• [DIRECTIONS] Would you return each entry exactly as written, omitting any pictures?

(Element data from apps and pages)
----

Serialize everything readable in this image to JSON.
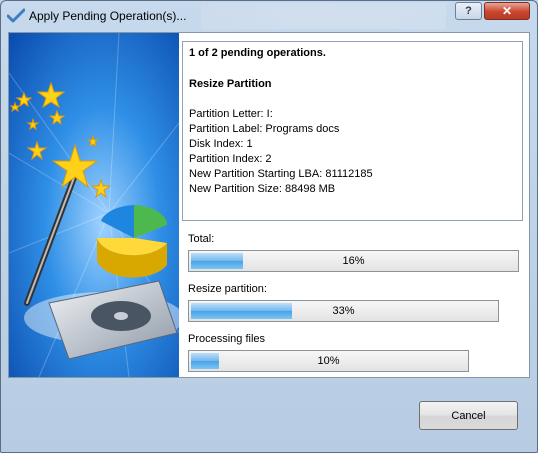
{
  "window": {
    "title": "Apply Pending Operation(s)...",
    "help_glyph": "?",
    "close_glyph": "✕"
  },
  "info": {
    "headline": "1 of 2 pending operations.",
    "operation": "Resize Partition",
    "details": [
      "Partition Letter: I:",
      "Partition Label: Programs docs",
      "Disk Index: 1",
      "Partition Index: 2",
      "New Partition Starting LBA: 81112185",
      "New Partition Size: 88498 MB"
    ]
  },
  "progress": [
    {
      "label": "Total:",
      "percent": 16,
      "text": "16%"
    },
    {
      "label": "Resize partition:",
      "percent": 33,
      "text": "33%"
    },
    {
      "label": "Processing files",
      "percent": 10,
      "text": "10%"
    }
  ],
  "buttons": {
    "cancel": "Cancel"
  },
  "colors": {
    "progress_fill": "#4aa2e6",
    "art_background": "#1a78d2"
  }
}
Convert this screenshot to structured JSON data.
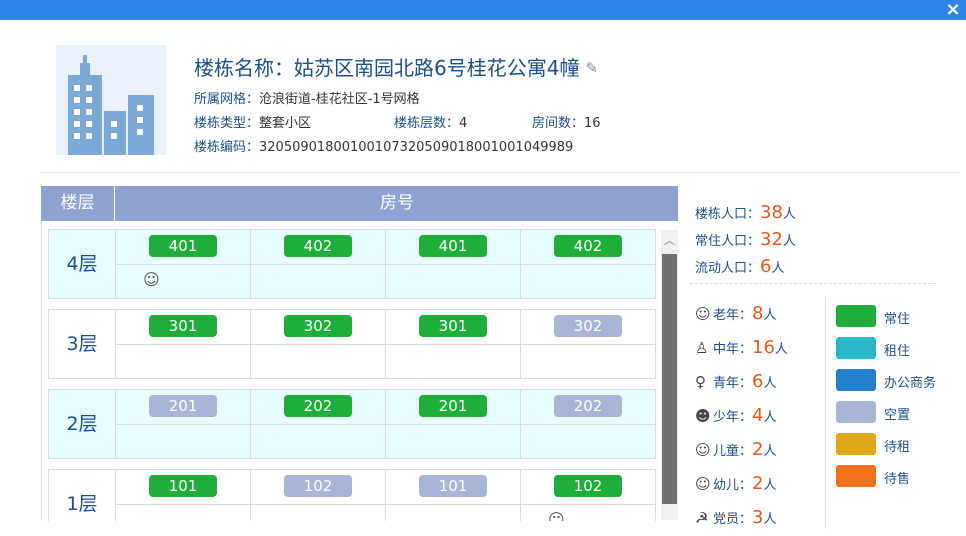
{
  "close_icon": "×",
  "building": {
    "title_label": "楼栋名称：",
    "title_value": "姑苏区南园北路6号桂花公寓4幢",
    "edit_icon": "✎",
    "grid_label": "所属网格：",
    "grid_value": "沧浪街道-桂花社区-1号网格",
    "type_label": "楼栋类型：",
    "type_value": "整套小区",
    "floors_label": "楼栋层数：",
    "floors_value": "4",
    "rooms_label": "房间数：",
    "rooms_value": "16",
    "code_label": "楼栋编码：",
    "code_value": "320509018001001073205090180010010 49989"
  },
  "table": {
    "head_floor": "楼层",
    "head_room": "房号",
    "floors": [
      {
        "label": "4层",
        "rooms": [
          {
            "no": "401",
            "status": "green",
            "icon": "elder"
          },
          {
            "no": "402",
            "status": "green"
          },
          {
            "no": "401",
            "status": "green"
          },
          {
            "no": "402",
            "status": "green"
          }
        ]
      },
      {
        "label": "3层",
        "rooms": [
          {
            "no": "301",
            "status": "green"
          },
          {
            "no": "302",
            "status": "green"
          },
          {
            "no": "301",
            "status": "green"
          },
          {
            "no": "302",
            "status": "grey"
          }
        ]
      },
      {
        "label": "2层",
        "rooms": [
          {
            "no": "201",
            "status": "grey"
          },
          {
            "no": "202",
            "status": "green"
          },
          {
            "no": "201",
            "status": "green"
          },
          {
            "no": "202",
            "status": "grey"
          }
        ]
      },
      {
        "label": "1层",
        "rooms": [
          {
            "no": "101",
            "status": "green"
          },
          {
            "no": "102",
            "status": "grey"
          },
          {
            "no": "101",
            "status": "grey"
          },
          {
            "no": "102",
            "status": "green",
            "icon": "elder"
          }
        ]
      }
    ]
  },
  "stats": {
    "total_label": "楼栋人口：",
    "total_value": "38",
    "unit": "人",
    "resident_label": "常住人口：",
    "resident_value": "32",
    "floating_label": "流动人口：",
    "floating_value": "6"
  },
  "ages": [
    {
      "icon": "☺",
      "label": "老年：",
      "value": "8",
      "unit": "人"
    },
    {
      "icon": "♙",
      "label": "中年：",
      "value": "16",
      "unit": "人"
    },
    {
      "icon": "♀",
      "label": "青年：",
      "value": "6",
      "unit": "人"
    },
    {
      "icon": "☻",
      "label": "少年：",
      "value": "4",
      "unit": "人"
    },
    {
      "icon": "☺",
      "label": "儿童：",
      "value": "2",
      "unit": "人"
    },
    {
      "icon": "☺",
      "label": "幼儿：",
      "value": "2",
      "unit": "人"
    },
    {
      "icon": "☭",
      "label": "党员：",
      "value": "3",
      "unit": "人"
    }
  ],
  "legend": [
    {
      "label": "常住",
      "color": "#1fae3b"
    },
    {
      "label": "租住",
      "color": "#29b6c7"
    },
    {
      "label": "办公商务",
      "color": "#2280cc"
    },
    {
      "label": "空置",
      "color": "#a9b5d6"
    },
    {
      "label": "待租",
      "color": "#e0a91a"
    },
    {
      "label": "待售",
      "color": "#f07218"
    }
  ]
}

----

• [OUTPUT]
Serialize everything readable in this image to JSON.
{
  "window": {
    "title": "Apply Pending Operation(s)...",
    "help_glyph": "?",
    "close_glyph": "✕"
  },
  "info": {
    "headline": "1 of 2 pending operations.",
    "operation": "Resize Partition",
    "details": [
      "Partition Letter: I:",
      "Partition Label: Programs docs",
      "Disk Index: 1",
      "Partition Index: 2",
      "New Partition Starting LBA: 81112185",
      "New Partition Size: 88498 MB"
    ]
  },
  "progress": [
    {
      "label": "Total:",
      "percent": 16,
      "text": "16%"
    },
    {
      "label": "Resize partition:",
      "percent": 33,
      "text": "33%"
    },
    {
      "label": "Processing files",
      "percent": 10,
      "text": "10%"
    }
  ],
  "buttons": {
    "cancel": "Cancel"
  },
  "colors": {
    "progress_fill": "#4aa2e6",
    "art_background": "#1a78d2"
  }
}
Convert this screenshot to structured JSON data.
{
  "close_icon": "×",
  "building": {
    "title_label": "楼栋名称：",
    "title_value": "姑苏区南园北路6号桂花公寓4幢",
    "edit_icon": "✎",
    "grid_label": "所属网格：",
    "grid_value": "沧浪街道-桂花社区-1号网格",
    "type_label": "楼栋类型：",
    "type_value": "整套小区",
    "floors_label": "楼栋层数：",
    "floors_value": "4",
    "rooms_label": "房间数：",
    "rooms_value": "16",
    "code_label": "楼栋编码：",
    "code_value": "320509018001001073205090180010010 49989"
  },
  "table": {
    "head_floor": "楼层",
    "head_room": "房号",
    "floors": [
      {
        "label": "4层",
        "rooms": [
          {
            "no": "401",
            "status": "green",
            "icon": "elder"
          },
          {
            "no": "402",
            "status": "green"
          },
          {
            "no": "401",
            "status": "green"
          },
          {
            "no": "402",
            "status": "green"
          }
        ]
      },
      {
        "label": "3层",
        "rooms": [
          {
            "no": "301",
            "status": "green"
          },
          {
            "no": "302",
            "status": "green"
          },
          {
            "no": "301",
            "status": "green"
          },
          {
            "no": "302",
            "status": "grey"
          }
        ]
      },
      {
        "label": "2层",
        "rooms": [
          {
            "no": "201",
            "status": "grey"
          },
          {
            "no": "202",
            "status": "green"
          },
          {
            "no": "201",
            "status": "green"
          },
          {
            "no": "202",
            "status": "grey"
          }
        ]
      },
      {
        "label": "1层",
        "rooms": [
          {
            "no": "101",
            "status": "green"
          },
          {
            "no": "102",
            "status": "grey"
          },
          {
            "no": "101",
            "status": "grey"
          },
          {
            "no": "102",
            "status": "green",
            "icon": "elder"
          }
        ]
      }
    ]
  },
  "stats": {
    "total_label": "楼栋人口：",
    "total_value": "38",
    "unit": "人",
    "resident_label": "常住人口：",
    "resident_value": "32",
    "floating_label": "流动人口：",
    "floating_value": "6"
  },
  "ages": [
    {
      "icon": "☺",
      "label": "老年：",
      "value": "8",
      "unit": "人"
    },
    {
      "icon": "♙",
      "label": "中年：",
      "value": "16",
      "unit": "人"
    },
    {
      "icon": "♀",
      "label": "青年：",
      "value": "6",
      "unit": "人"
    },
    {
      "icon": "☻",
      "label": "少年：",
      "value": "4",
      "unit": "人"
    },
    {
      "icon": "☺",
      "label": "儿童：",
      "value": "2",
      "unit": "人"
    },
    {
      "icon": "☺",
      "label": "幼儿：",
      "value": "2",
      "unit": "人"
    },
    {
      "icon": "☭",
      "label": "党员：",
      "value": "3",
      "unit": "人"
    }
  ],
  "legend": [
    {
      "label": "常住",
      "color": "#1fae3b"
    },
    {
      "label": "租住",
      "color": "#29b6c7"
    },
    {
      "label": "办公商务",
      "color": "#2280cc"
    },
    {
      "label": "空置",
      "color": "#a9b5d6"
    },
    {
      "label": "待租",
      "color": "#e0a91a"
    },
    {
      "label": "待售",
      "color": "#f07218"
    }
  ]
}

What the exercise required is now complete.